Lou Brissie: Baseball’s Wounded Warrior

Posted on 12/2/2013 by | Who's News | Comments

LegacyDuring World War II, major league baseball stars who were called up to serve in the military often got relatively cushy assignments, working as physical education trainers or playing in exhibition games to entertain their fellow troops. But not pitcher Lou Brissie, at the time a promising prospect coveted by the Philadelphia Athletics’ Connie Mack. After leaving South Carolina’s Presbyterian College to enlist in the Army, the 20-year-old corporal nearly lost his life on an Italian battlefield in 1944, when a …

Baseball Brings People (and Places) Together

Posted on 10/3/2013 by | AARP Education & Outreach | Comments
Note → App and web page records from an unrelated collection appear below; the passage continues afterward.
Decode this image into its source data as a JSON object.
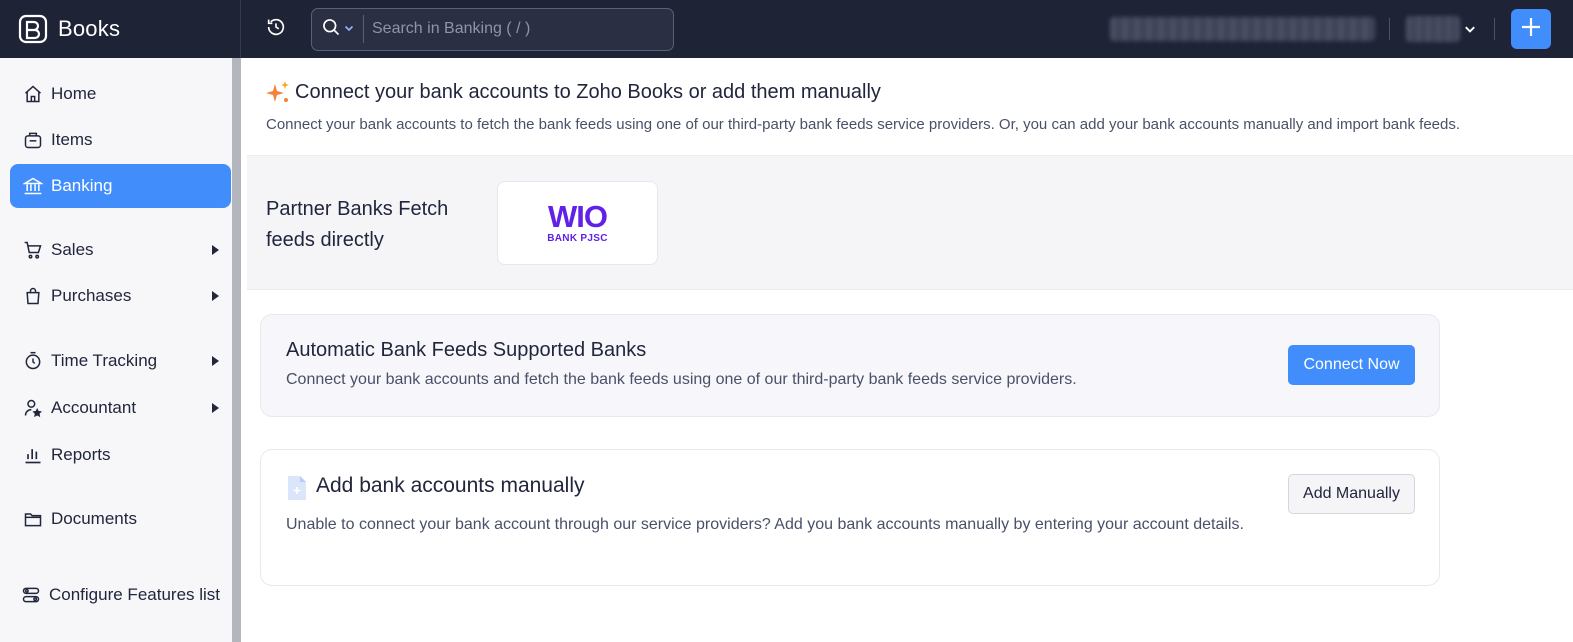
{
  "app": {
    "name": "Books"
  },
  "search": {
    "placeholder": "Search in Banking ( / )"
  },
  "sidebar": {
    "items": [
      {
        "label": "Home",
        "icon": "home-icon"
      },
      {
        "label": "Items",
        "icon": "items-icon"
      },
      {
        "label": "Banking",
        "icon": "bank-icon",
        "active": true
      },
      {
        "label": "Sales",
        "icon": "cart-icon",
        "expandable": true
      },
      {
        "label": "Purchases",
        "icon": "bag-icon",
        "expandable": true
      },
      {
        "label": "Time Tracking",
        "icon": "stopwatch-icon",
        "expandable": true
      },
      {
        "label": "Accountant",
        "icon": "accountant-icon",
        "expandable": true
      },
      {
        "label": "Reports",
        "icon": "reports-icon"
      },
      {
        "label": "Documents",
        "icon": "folder-icon"
      }
    ],
    "configure_label": "Configure Features list"
  },
  "main": {
    "hero": {
      "title": "Connect your bank accounts to Zoho Books or add them manually",
      "subtitle": "Connect your bank accounts to fetch the bank feeds using one of our third-party bank feeds service providers. Or, you can add your bank accounts manually and import bank feeds."
    },
    "partner": {
      "text": "Partner Banks Fetch feeds directly",
      "bank_logo_text": "WIO",
      "bank_logo_sub": "BANK PJSC"
    },
    "auto_feeds": {
      "title": "Automatic Bank Feeds Supported Banks",
      "subtitle": "Connect your bank accounts and fetch the bank feeds using one of our third-party bank feeds service providers.",
      "button": "Connect Now"
    },
    "manual": {
      "title": "Add bank accounts manually",
      "subtitle": "Unable to connect your bank account through our service providers? Add you bank accounts manually by entering your account details.",
      "button": "Add Manually"
    }
  },
  "colors": {
    "topbar": "#1f2336",
    "accent": "#408dfb",
    "sidebar_bg": "#f7f7fa",
    "wio_purple": "#6121e6"
  }
}
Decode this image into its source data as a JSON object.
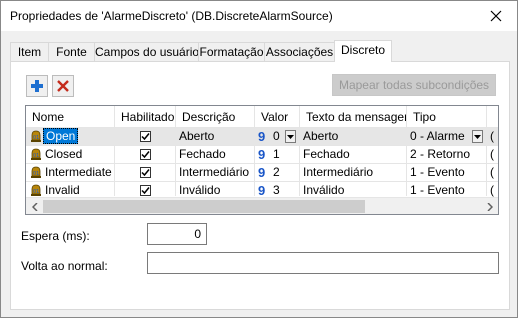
{
  "window": {
    "title": "Propriedades de 'AlarmeDiscreto' (DB.DiscreteAlarmSource)",
    "close_icon": "close-icon"
  },
  "tabs": [
    {
      "label": "Item"
    },
    {
      "label": "Fonte"
    },
    {
      "label": "Campos do usuário"
    },
    {
      "label": "Formatação"
    },
    {
      "label": "Associações"
    },
    {
      "label": "Discreto",
      "active": true
    }
  ],
  "toolbar": {
    "add_icon": "plus-icon",
    "delete_icon": "delete-x-icon",
    "map_button": "Mapear todas subcondições",
    "map_button_enabled": false
  },
  "grid": {
    "columns": [
      "Nome",
      "Habilitado",
      "Descrição",
      "Valor",
      "Texto da mensagem",
      "Tipo"
    ],
    "rows": [
      {
        "name": "Open",
        "enabled": true,
        "description": "Aberto",
        "priority_glyph": "9",
        "value": "0",
        "message": "Aberto",
        "type": "0 - Alarme",
        "extra": "(",
        "selected": true
      },
      {
        "name": "Closed",
        "enabled": true,
        "description": "Fechado",
        "priority_glyph": "9",
        "value": "1",
        "message": "Fechado",
        "type": "2 - Retorno",
        "extra": "("
      },
      {
        "name": "Intermediate",
        "enabled": true,
        "description": "Intermediário",
        "priority_glyph": "9",
        "value": "2",
        "message": "Intermediário",
        "type": "1 - Evento",
        "extra": "("
      },
      {
        "name": "Invalid",
        "enabled": true,
        "description": "Inválido",
        "priority_glyph": "9",
        "value": "3",
        "message": "Inválido",
        "type": "1 - Evento",
        "extra": "("
      }
    ]
  },
  "form": {
    "wait_label": "Espera (ms):",
    "wait_value": "0",
    "return_label": "Volta ao normal:",
    "return_value": ""
  },
  "colors": {
    "accent": "#0078d7",
    "priority_blue": "#1a56c8",
    "disabled_text": "#9a9a9a"
  }
}
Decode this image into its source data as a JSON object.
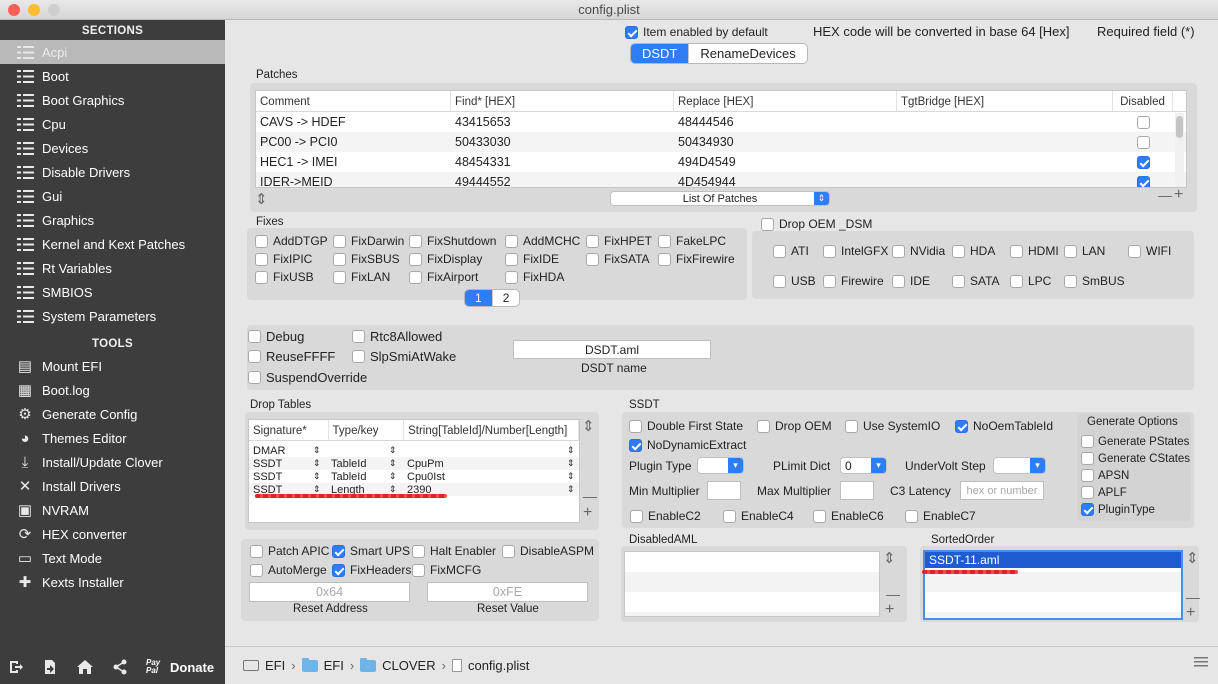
{
  "window": {
    "title": "config.plist"
  },
  "sidebar": {
    "sections_header": "SECTIONS",
    "sections": [
      {
        "label": "Acpi",
        "selected": true
      },
      {
        "label": "Boot"
      },
      {
        "label": "Boot Graphics"
      },
      {
        "label": "Cpu"
      },
      {
        "label": "Devices"
      },
      {
        "label": "Disable Drivers"
      },
      {
        "label": "Gui"
      },
      {
        "label": "Graphics"
      },
      {
        "label": "Kernel and Kext Patches"
      },
      {
        "label": "Rt Variables"
      },
      {
        "label": "SMBIOS"
      },
      {
        "label": "System Parameters"
      }
    ],
    "tools_header": "TOOLS",
    "tools": [
      {
        "label": "Mount EFI",
        "icon": "hard-drive-icon"
      },
      {
        "label": "Boot.log",
        "icon": "log-icon"
      },
      {
        "label": "Generate Config",
        "icon": "gears-icon"
      },
      {
        "label": "Themes Editor",
        "icon": "palette-icon"
      },
      {
        "label": "Install/Update Clover",
        "icon": "download-icon"
      },
      {
        "label": "Install Drivers",
        "icon": "wrench-icon"
      },
      {
        "label": "NVRAM",
        "icon": "chip-icon"
      },
      {
        "label": "HEX converter",
        "icon": "convert-icon"
      },
      {
        "label": "Text Mode",
        "icon": "text-icon"
      },
      {
        "label": "Kexts Installer",
        "icon": "lego-icon"
      }
    ],
    "donate_label": "Donate",
    "paypal_label": "Pay Pal"
  },
  "top": {
    "item_enabled_label": "Item enabled by default",
    "hex_info": "HEX code will be converted in base 64 [Hex]",
    "required_info": "Required field (*)",
    "tabs": [
      "DSDT",
      "RenameDevices"
    ]
  },
  "patches": {
    "title": "Patches",
    "headers": [
      "Comment",
      "Find* [HEX]",
      "Replace [HEX]",
      "TgtBridge [HEX]",
      "Disabled"
    ],
    "rows": [
      {
        "comment": "CAVS -> HDEF",
        "find": "43415653",
        "replace": "48444546",
        "tgt": "",
        "disabled": false
      },
      {
        "comment": "PC00 -> PCI0",
        "find": "50433030",
        "replace": "50434930",
        "tgt": "",
        "disabled": false
      },
      {
        "comment": "HEC1 -> IMEI",
        "find": "48454331",
        "replace": "494D4549",
        "tgt": "",
        "disabled": true
      },
      {
        "comment": "IDER->MEID",
        "find": "49444552",
        "replace": "4D454944",
        "tgt": "",
        "disabled": true
      }
    ],
    "list_label": "List Of Patches"
  },
  "fixes": {
    "title": "Fixes",
    "items": [
      {
        "label": "AddDTGP",
        "checked": false
      },
      {
        "label": "FixDarwin",
        "checked": false
      },
      {
        "label": "FixShutdown",
        "checked": false
      },
      {
        "label": "AddMCHC",
        "checked": false
      },
      {
        "label": "FixHPET",
        "checked": false
      },
      {
        "label": "FakeLPC",
        "checked": false
      },
      {
        "label": "FixIPIC",
        "checked": false
      },
      {
        "label": "FixSBUS",
        "checked": false
      },
      {
        "label": "FixDisplay",
        "checked": false
      },
      {
        "label": "FixIDE",
        "checked": false
      },
      {
        "label": "FixSATA",
        "checked": false
      },
      {
        "label": "FixFirewire",
        "checked": false
      },
      {
        "label": "FixUSB",
        "checked": false
      },
      {
        "label": "FixLAN",
        "checked": false
      },
      {
        "label": "FixAirport",
        "checked": false
      },
      {
        "label": "FixHDA",
        "checked": false
      }
    ],
    "pages": [
      "1",
      "2"
    ]
  },
  "drop_oem_dsm": {
    "title": "Drop OEM _DSM",
    "items": [
      {
        "label": "ATI"
      },
      {
        "label": "IntelGFX"
      },
      {
        "label": "NVidia"
      },
      {
        "label": "HDA"
      },
      {
        "label": "HDMI"
      },
      {
        "label": "LAN"
      },
      {
        "label": "WIFI"
      },
      {
        "label": "USB"
      },
      {
        "label": "Firewire"
      },
      {
        "label": "IDE"
      },
      {
        "label": "SATA"
      },
      {
        "label": "LPC"
      },
      {
        "label": "SmBUS"
      }
    ]
  },
  "misc": {
    "items": [
      {
        "label": "Debug"
      },
      {
        "label": "Rtc8Allowed"
      },
      {
        "label": "ReuseFFFF"
      },
      {
        "label": "SlpSmiAtWake"
      },
      {
        "label": "SuspendOverride"
      }
    ],
    "dsdt_name_value": "DSDT.aml",
    "dsdt_name_label": "DSDT name"
  },
  "drop_tables": {
    "title": "Drop Tables",
    "headers": [
      "Signature*",
      "Type/key",
      "String[TableId]/Number[Length]"
    ],
    "rows": [
      {
        "sig": "DMAR",
        "type": "",
        "value": ""
      },
      {
        "sig": "SSDT",
        "type": "TableId",
        "value": "CpuPm"
      },
      {
        "sig": "SSDT",
        "type": "TableId",
        "value": "Cpu0Ist"
      },
      {
        "sig": "SSDT",
        "type": "Length",
        "value": "2390"
      }
    ]
  },
  "ssdt": {
    "title": "SSDT",
    "checks": [
      {
        "label": "Double First State",
        "checked": false
      },
      {
        "label": "Drop OEM",
        "checked": false
      },
      {
        "label": "Use SystemIO",
        "checked": false
      },
      {
        "label": "NoOemTableId",
        "checked": true
      },
      {
        "label": "NoDynamicExtract",
        "checked": true
      }
    ],
    "plugin_type_label": "Plugin Type",
    "plimit_label": "PLimit Dict",
    "plimit_value": "0",
    "undervolt_label": "UnderVolt Step",
    "min_mult_label": "Min Multiplier",
    "max_mult_label": "Max Multiplier",
    "c3_label": "C3 Latency",
    "c3_placeholder": "hex or number",
    "enable_checks": [
      {
        "label": "EnableC2"
      },
      {
        "label": "EnableC4"
      },
      {
        "label": "EnableC6"
      },
      {
        "label": "EnableC7"
      }
    ],
    "gen_title": "Generate Options",
    "gen_items": [
      {
        "label": "Generate PStates",
        "checked": false
      },
      {
        "label": "Generate CStates",
        "checked": false
      },
      {
        "label": "APSN",
        "checked": false
      },
      {
        "label": "APLF",
        "checked": false
      },
      {
        "label": "PluginType",
        "checked": true
      }
    ]
  },
  "bottom_checks": {
    "items": [
      {
        "label": "Patch APIC",
        "checked": false
      },
      {
        "label": "Smart UPS",
        "checked": true
      },
      {
        "label": "Halt Enabler",
        "checked": false
      },
      {
        "label": "DisableASPM",
        "checked": false
      },
      {
        "label": "AutoMerge",
        "checked": false
      },
      {
        "label": "FixHeaders",
        "checked": true
      },
      {
        "label": "FixMCFG",
        "checked": false
      }
    ],
    "reset_address_placeholder": "0x64",
    "reset_address_label": "Reset Address",
    "reset_value_placeholder": "0xFE",
    "reset_value_label": "Reset Value"
  },
  "disabled_aml": {
    "title": "DisabledAML"
  },
  "sorted_order": {
    "title": "SortedOrder",
    "items": [
      "SSDT-11.aml"
    ]
  },
  "pathbar": {
    "segments": [
      "EFI",
      "EFI",
      "CLOVER",
      "config.plist"
    ]
  },
  "colors": {
    "accent": "#2e7cf6",
    "sidebar": "#3d3d3d",
    "annotation_red": "#e0222b"
  }
}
Great PlacesI am a lifelong baseball fan. I grew up going with my dad to Yankees Stadium and watching Whitey Ford throw fastballs. Decades later, when the Montreal Expos brought baseball back to Washington, D.C., and became the Nationals, I threw my support behind them. And even though my Nats didn’t live up to the media hype of this season, I’ll be with them through thick and thin. Over the past 20 years, cities across the country have been developing baseball …
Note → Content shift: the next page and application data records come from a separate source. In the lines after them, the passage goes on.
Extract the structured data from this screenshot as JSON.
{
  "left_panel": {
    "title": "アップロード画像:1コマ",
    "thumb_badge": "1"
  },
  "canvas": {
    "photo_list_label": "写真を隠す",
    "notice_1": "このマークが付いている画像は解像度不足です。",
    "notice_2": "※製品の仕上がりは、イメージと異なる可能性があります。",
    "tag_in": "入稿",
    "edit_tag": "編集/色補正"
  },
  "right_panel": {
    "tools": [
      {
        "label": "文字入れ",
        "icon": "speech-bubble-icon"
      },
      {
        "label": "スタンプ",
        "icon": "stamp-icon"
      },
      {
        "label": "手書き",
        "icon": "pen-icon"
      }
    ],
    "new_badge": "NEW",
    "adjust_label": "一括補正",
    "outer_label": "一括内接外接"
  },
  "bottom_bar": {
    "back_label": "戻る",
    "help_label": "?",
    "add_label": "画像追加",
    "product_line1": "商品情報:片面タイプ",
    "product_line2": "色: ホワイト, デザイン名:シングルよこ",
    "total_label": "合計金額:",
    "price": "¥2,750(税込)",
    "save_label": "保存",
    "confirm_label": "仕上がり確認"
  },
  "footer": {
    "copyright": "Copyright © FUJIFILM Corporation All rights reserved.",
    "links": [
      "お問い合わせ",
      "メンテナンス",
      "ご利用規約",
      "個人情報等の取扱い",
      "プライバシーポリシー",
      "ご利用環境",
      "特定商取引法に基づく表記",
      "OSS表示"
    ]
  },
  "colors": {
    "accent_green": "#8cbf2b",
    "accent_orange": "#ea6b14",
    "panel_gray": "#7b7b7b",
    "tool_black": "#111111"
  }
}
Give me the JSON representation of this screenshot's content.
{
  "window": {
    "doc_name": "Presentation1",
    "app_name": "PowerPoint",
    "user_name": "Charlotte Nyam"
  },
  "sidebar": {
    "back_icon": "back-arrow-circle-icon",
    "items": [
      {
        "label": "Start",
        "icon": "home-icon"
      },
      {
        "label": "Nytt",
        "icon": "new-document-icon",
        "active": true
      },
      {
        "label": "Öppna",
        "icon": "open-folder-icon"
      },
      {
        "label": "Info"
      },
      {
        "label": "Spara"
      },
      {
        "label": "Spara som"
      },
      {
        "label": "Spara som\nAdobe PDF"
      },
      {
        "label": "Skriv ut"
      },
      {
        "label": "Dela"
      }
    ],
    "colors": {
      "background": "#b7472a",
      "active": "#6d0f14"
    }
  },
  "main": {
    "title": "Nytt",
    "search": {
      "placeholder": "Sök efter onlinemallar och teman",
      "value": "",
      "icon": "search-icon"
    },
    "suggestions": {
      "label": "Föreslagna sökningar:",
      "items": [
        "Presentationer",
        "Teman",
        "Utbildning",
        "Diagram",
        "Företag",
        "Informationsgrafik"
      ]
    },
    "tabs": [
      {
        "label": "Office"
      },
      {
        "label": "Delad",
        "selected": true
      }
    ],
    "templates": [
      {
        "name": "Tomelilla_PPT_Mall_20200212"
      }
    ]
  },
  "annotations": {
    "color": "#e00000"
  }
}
All-Star Game Will Have Audience of One on Rooftop in Cuba

Posted on 07/16/2013 by | News, Culture, Sights and Sounds | Comments
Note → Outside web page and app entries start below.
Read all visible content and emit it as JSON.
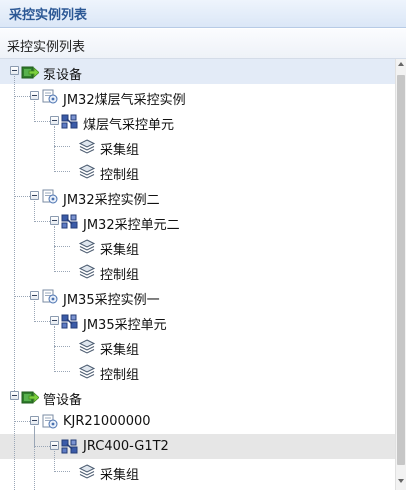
{
  "panel": {
    "title": "采控实例列表"
  },
  "list": {
    "header": "采控实例列表"
  },
  "tree": [
    {
      "label": "泵设备",
      "icon": "device-arrow-icon",
      "level": 0,
      "expanded": true,
      "selected": true
    },
    {
      "label": "JM32煤层气采控实例",
      "icon": "instance-icon",
      "level": 1,
      "expanded": true
    },
    {
      "label": "煤层气采控单元",
      "icon": "unit-icon",
      "level": 2,
      "expanded": true
    },
    {
      "label": "采集组",
      "icon": "layers-icon",
      "level": 3
    },
    {
      "label": "控制组",
      "icon": "layers-icon",
      "level": 3
    },
    {
      "label": "JM32采控实例二",
      "icon": "instance-icon",
      "level": 1,
      "expanded": true
    },
    {
      "label": "JM32采控单元二",
      "icon": "unit-icon",
      "level": 2,
      "expanded": true
    },
    {
      "label": "采集组",
      "icon": "layers-icon",
      "level": 3
    },
    {
      "label": "控制组",
      "icon": "layers-icon",
      "level": 3
    },
    {
      "label": "JM35采控实例一",
      "icon": "instance-icon",
      "level": 1,
      "expanded": true
    },
    {
      "label": "JM35采控单元",
      "icon": "unit-icon",
      "level": 2,
      "expanded": true
    },
    {
      "label": "采集组",
      "icon": "layers-icon",
      "level": 3
    },
    {
      "label": "控制组",
      "icon": "layers-icon",
      "level": 3
    },
    {
      "label": "管设备",
      "icon": "device-arrow-icon",
      "level": 0,
      "expanded": true
    },
    {
      "label": "KJR21000000",
      "icon": "instance-icon",
      "level": 1,
      "expanded": true
    },
    {
      "label": "JRC400-G1T2",
      "icon": "unit-icon",
      "level": 2,
      "expanded": true,
      "hover": true
    },
    {
      "label": "采集组",
      "icon": "layers-icon",
      "level": 3
    }
  ],
  "colors": {
    "header_title": "#2c5895",
    "selected_row": "#e3ebf7",
    "hover_row": "#e6e6e6"
  }
}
Bulletin TodayMajor League Baseball’s young pitching phenom José Fernández, the sole Miami Marlin on tonight’s All-Star Game roster, is confident he’ll get the ball. “I talked to the pitching coach and most likely I’m pitching,” the rookie told the Miami Herald. “I don’t know what inning. But I’m good to go.” [Editor's note: That inning was the sixth, and Fernández mowed down the heart of the American League lineup 1-2-3] That’s going to make one fan very happy. Olga Fernández, 68, …

Stickball Hall of Fame Celebrates ‘Poor Man’s Baseball’

Posted on 07/16/2013 by | AARP Blog Author | Comments

Bulletin TodayTwo weeks before the Baseball Hall of Fame’s Class of 2013 is inducted in Cooperstown, N.Y., six athletes celebrated their own Hall of Fame inductions with a game of stickball, baseball’s scrappy, streetwise cousin. Veteran players gathered in an East Harlem schoolyard on July 12 to play the classic neighborhood sport, where broomsticks and manhole covers take the place of bats and bases. Another departure from baseball: Hall of Fame induction is based on bragging rights, not statistics. Stickball’s popularity …